Security services are reading your client communications
Security services are routinely intercepting the communications between law firms and their clients. That’s the conclusion of Colin Passmore, senior partner at Simmons & Simmons speaking at this week’s Global Law Summit in London. He said that following the Edward Snowden whistleblower revelations it was clear that client communications are frequently accessed by national security services. Commenting specifically on the UK’s Regulation of Investigatory Powers Act 2000 and its provisions for the lawful interception of communications Passmore called for the legal profession to lobby parliament to debate whether the current situation is acceptable. He called the matter “a modern day Magna Carta issue".

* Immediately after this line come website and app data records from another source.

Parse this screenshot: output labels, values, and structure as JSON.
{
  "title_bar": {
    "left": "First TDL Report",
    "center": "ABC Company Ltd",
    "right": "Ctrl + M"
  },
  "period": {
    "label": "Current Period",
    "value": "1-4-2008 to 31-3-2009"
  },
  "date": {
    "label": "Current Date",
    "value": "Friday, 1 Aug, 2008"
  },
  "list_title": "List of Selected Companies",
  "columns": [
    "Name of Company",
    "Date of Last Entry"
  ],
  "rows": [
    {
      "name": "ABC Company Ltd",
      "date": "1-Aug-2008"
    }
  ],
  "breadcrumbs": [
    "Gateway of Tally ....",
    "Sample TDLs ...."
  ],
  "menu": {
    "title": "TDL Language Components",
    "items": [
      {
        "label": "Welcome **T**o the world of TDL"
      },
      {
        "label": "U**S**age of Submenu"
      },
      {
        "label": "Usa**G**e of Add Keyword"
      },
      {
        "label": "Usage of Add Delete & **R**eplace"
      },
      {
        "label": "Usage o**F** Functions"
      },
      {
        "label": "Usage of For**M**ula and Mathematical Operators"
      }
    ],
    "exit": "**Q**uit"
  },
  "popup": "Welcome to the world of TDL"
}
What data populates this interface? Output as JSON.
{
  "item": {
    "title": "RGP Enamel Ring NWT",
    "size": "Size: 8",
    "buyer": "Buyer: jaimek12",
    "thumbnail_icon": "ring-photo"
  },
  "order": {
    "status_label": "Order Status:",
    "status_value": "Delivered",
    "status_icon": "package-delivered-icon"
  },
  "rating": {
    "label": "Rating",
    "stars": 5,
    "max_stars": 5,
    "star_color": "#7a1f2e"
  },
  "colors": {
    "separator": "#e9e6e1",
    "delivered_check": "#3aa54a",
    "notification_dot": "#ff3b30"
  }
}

Should law firms charge fees for defending their own billing?
The US Supreme Court has asked law firms to explain their position on billing for time spent defending their fees in bankruptcy cases. Under US law courts decide whether advisers’ fees are fair when they are to come out of funds that would otherwise be paid to creditors; anyone can challenge the fees. The case that has sparked debate involves law firm Baker Botts which billed copper mining firm Asarco U$5 million for defending fees that Asarco had challenged and a judge had overruled. The Supreme Court judge has suggested that the cost of getting paid should be an acceptable service to pass on to the client.
Linklaters’ global energy co-head poached
The global co-head of Linklaters
’ energy group has been hired by Milbank, Tweed, Hadley & McCloy. Matthew Hagopian has been a partner at Linklaters
since 1999 and will join Milbank along with colleague Manzer Ijaz.
Simmons & Simmons appoints partner to Africa group
Paul Bugingo will be joining the energy and infrastructure practice of Simmons & Simmons and will also co-chair its Africa group from 1st March. He will be based in the firm’s Dubai office and will work alongside co-chair Paul Wallace and partners Yves Baratte and Christian Taylor.